We’re just recovering from not one but two royal visits to the library last week.
On Monday afternoon Prince Charles stopped in during his visit to Cambridge. He was very interested in the cases of manuscripts owned by kings and princes, in particular the two manuscripts we have that were part of the ‘Old Royal’ library of Henry VIII and still have their original clasps and red velvet binding, MSS 87 and 217. He asked about the conservation of manuscripts and remarked on similar volumes he had seen on the shelves of the Royal Library at Windsor.

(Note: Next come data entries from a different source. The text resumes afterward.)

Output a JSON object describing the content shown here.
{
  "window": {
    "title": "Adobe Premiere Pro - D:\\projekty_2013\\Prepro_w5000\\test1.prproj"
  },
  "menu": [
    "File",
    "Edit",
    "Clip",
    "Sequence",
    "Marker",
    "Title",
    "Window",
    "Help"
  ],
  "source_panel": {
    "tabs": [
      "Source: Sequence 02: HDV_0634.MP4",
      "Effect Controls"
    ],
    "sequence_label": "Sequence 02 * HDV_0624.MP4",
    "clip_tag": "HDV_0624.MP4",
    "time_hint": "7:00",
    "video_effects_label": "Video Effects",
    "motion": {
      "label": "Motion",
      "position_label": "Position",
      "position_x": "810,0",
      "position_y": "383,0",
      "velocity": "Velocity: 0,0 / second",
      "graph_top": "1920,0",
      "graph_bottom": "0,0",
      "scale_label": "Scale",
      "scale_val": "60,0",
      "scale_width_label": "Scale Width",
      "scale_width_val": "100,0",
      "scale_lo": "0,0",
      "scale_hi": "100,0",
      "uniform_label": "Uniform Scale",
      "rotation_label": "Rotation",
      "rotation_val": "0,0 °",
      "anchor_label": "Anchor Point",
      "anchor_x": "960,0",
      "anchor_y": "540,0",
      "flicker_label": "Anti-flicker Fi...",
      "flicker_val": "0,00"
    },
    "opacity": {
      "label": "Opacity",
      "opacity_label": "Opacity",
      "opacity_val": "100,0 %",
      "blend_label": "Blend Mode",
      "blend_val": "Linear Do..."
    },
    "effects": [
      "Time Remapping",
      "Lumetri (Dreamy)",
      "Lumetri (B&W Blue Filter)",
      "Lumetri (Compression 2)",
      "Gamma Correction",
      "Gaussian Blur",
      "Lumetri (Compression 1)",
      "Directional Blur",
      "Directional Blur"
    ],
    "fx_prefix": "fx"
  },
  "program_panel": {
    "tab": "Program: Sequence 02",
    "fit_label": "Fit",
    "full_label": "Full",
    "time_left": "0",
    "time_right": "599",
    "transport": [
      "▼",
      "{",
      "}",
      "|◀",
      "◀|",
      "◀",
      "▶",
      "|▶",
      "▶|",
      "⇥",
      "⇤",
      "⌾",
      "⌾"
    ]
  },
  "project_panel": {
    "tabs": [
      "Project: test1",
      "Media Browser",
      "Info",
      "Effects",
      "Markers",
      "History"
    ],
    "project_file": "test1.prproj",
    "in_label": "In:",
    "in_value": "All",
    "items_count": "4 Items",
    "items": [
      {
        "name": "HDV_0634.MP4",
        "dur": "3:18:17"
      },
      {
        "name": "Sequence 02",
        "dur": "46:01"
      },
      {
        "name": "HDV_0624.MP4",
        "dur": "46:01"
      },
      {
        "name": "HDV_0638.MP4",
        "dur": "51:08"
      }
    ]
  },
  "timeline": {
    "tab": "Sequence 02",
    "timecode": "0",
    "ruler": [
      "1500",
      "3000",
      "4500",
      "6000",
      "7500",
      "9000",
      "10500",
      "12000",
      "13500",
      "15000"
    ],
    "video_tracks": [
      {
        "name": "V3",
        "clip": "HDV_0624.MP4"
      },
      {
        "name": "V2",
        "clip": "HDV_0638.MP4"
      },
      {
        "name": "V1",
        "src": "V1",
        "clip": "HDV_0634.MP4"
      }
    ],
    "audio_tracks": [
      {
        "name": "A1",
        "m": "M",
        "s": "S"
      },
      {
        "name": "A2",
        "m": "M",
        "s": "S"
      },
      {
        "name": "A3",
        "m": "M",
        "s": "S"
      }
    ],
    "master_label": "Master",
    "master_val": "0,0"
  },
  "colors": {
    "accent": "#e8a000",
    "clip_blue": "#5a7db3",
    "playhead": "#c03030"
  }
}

Our second royal visit, on Wednesday evening, was by HRH Princess Maha Chakri Sirindhorn of Thailand. In preparing for the visit, Dr de Hamel was lamenting that the library doesn’t possess a copy of Marco Polo’s account of his travels to show HRH, since Polo mentions Thailand. He happened to make these remarks in the reading room where a reader happened to be researching medieval travel accounts.
‘But you do have a copy of Marco Polo’s account of Southeast Asia’, she said, ‘it’s in John of Tynemouth’s chronicle’. We fetched MS 5 and she showed us the relevant passage. As part of his thorough description of the world and its history since Creation, the fourteenth-century English chronicler had included the following brief account of Thailand, taken from Marco Polo:
Ultra quas ad miliaria 400 est prouincia lochath que grandis est et ditissimam valde regem habet nulli tributarium idolatre sunt. ibi copia auri inuenitur et elephantes multi.
Four hundred miles away is the province of Lochath (Thailand) which is great and has a very rich king. The people worship idols and pay tribute to no-one. Much gold is found there and many elephants.
CCCC MS 5, f. 10r
HRH was extremely interested in the passage – and it was an excellent excuse to also exhibit several manuscripts depicting elephants, including the most famous of all, from Matthew Paris’ Chronica maiora.